Use a fertilizer that is specific to roses, most preferably the one with a balanced formula. Phosphorous encourages flowering and you would need an adequate amount of fertilizer to feed your plant regularly. Do not go for nitrogen-heavy fertilizers because it would produce more leaves than flowers.
It is better to use slow-release fertilizers as they stay longer in the soil by decomposing naturally. On the other hand, quick-release fertilizers may cause burning and are more susceptible to erosion. Fertilizing should be preceded and followed by watering. Apart from that, to encourage the retention of moisture during the summer, layer the base of the plant with an inch of mulch. Add more mulch during the fall to keep the soil warm during winter and remove the extra layer again when spring arrives.
Rose plants, especially the leaves at the base, tend to develop rust. Keep a mulch prepared out of fallen leaves handy. You would need to apply it during the fall to prevent fungal spores and rust.
Pest and Disease Control
Some common diseases of climbing roses include fungus, powdery mildew, and black spots.
You must take preventive measures to stop further decay. For roots affected with dieback, you must water the roots with an anti-rot solution immediately after spotting them.
Spraying lime sulfur cures scales and powdery mildews that appear during the winter.
Black spots can be prevented through the spraying of fungicide. You can spray a mild fungicide or pest oil every fortnight after new growths in the spring. An organic solution of water and cream milk (1/10th of the water) also acts as a great fungicide.
You can also use fungicide sprays and systhane to protect your plant against black spots, powdery mildew and rust.
The dry summer months can affect growth and cause the leaves to discolor. You can use drip irrigation to moisturize the soil from time to time.
Aphids, white flies, and weevils are some insects that attack roses. You can control them by hanging yellow trap cards around the plant, or by keeping other predatory bugs detrimental to rose pests in case you are apprehensive about using pesticides. In fact, pesticides may be harmful to other beneficial insects. However, you can use a non-toxic, non-chemical pesticide and spray it as the first sign of disease.
Spraying a jet of water using a garden pipe also helps in getting rid of these insects. You can carry this out from time to time. Keep the area around the plant base clean to prevent diseases and infection.
Cutting Techniques and New Growths
Semi-ripe cutting is a way to propagate further growth of the plant. This process should be conducted after flowering in the late summer.

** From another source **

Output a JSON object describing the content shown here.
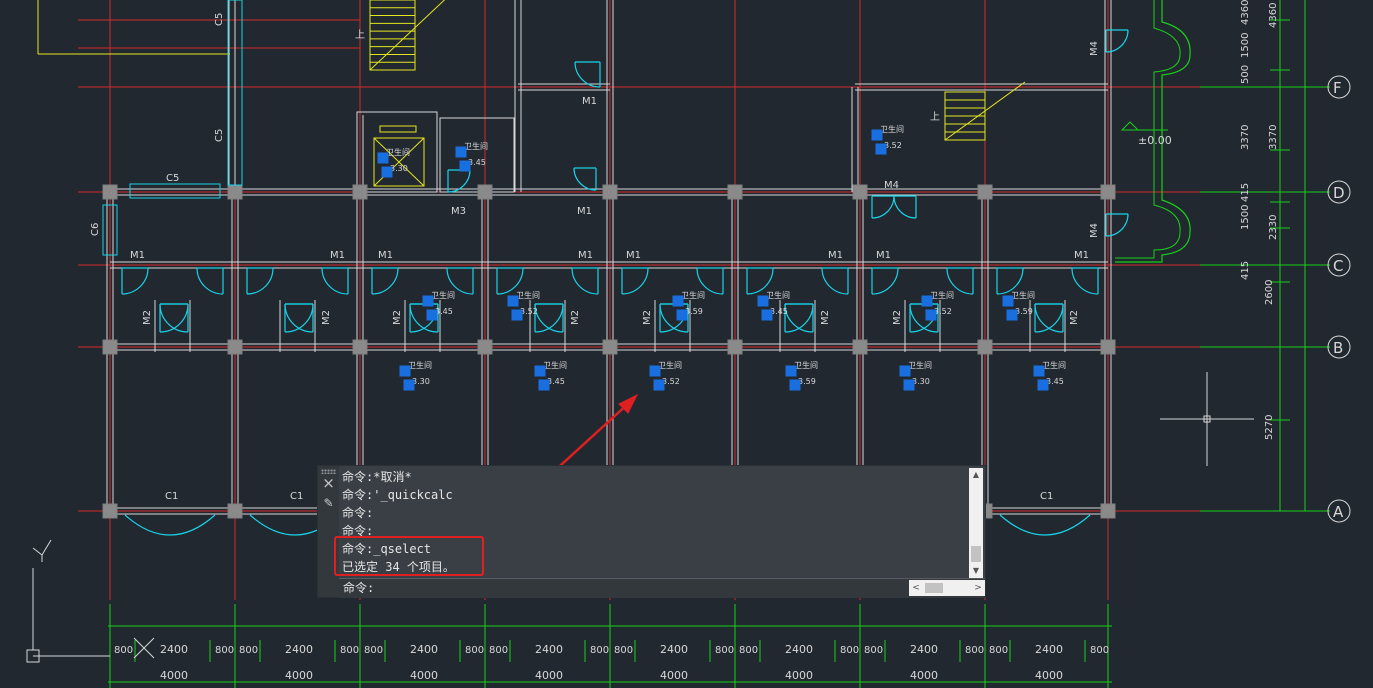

You need to cut the mature shoots that grow along the sides up to 10 cm above a bud using secateurs. The cuttings then must be mixed with compost and water and planted in a garden pot with the shoots upright. Cover it with a plastic bag until it develops roots by the following spring. These roots can again be planted for further propagation.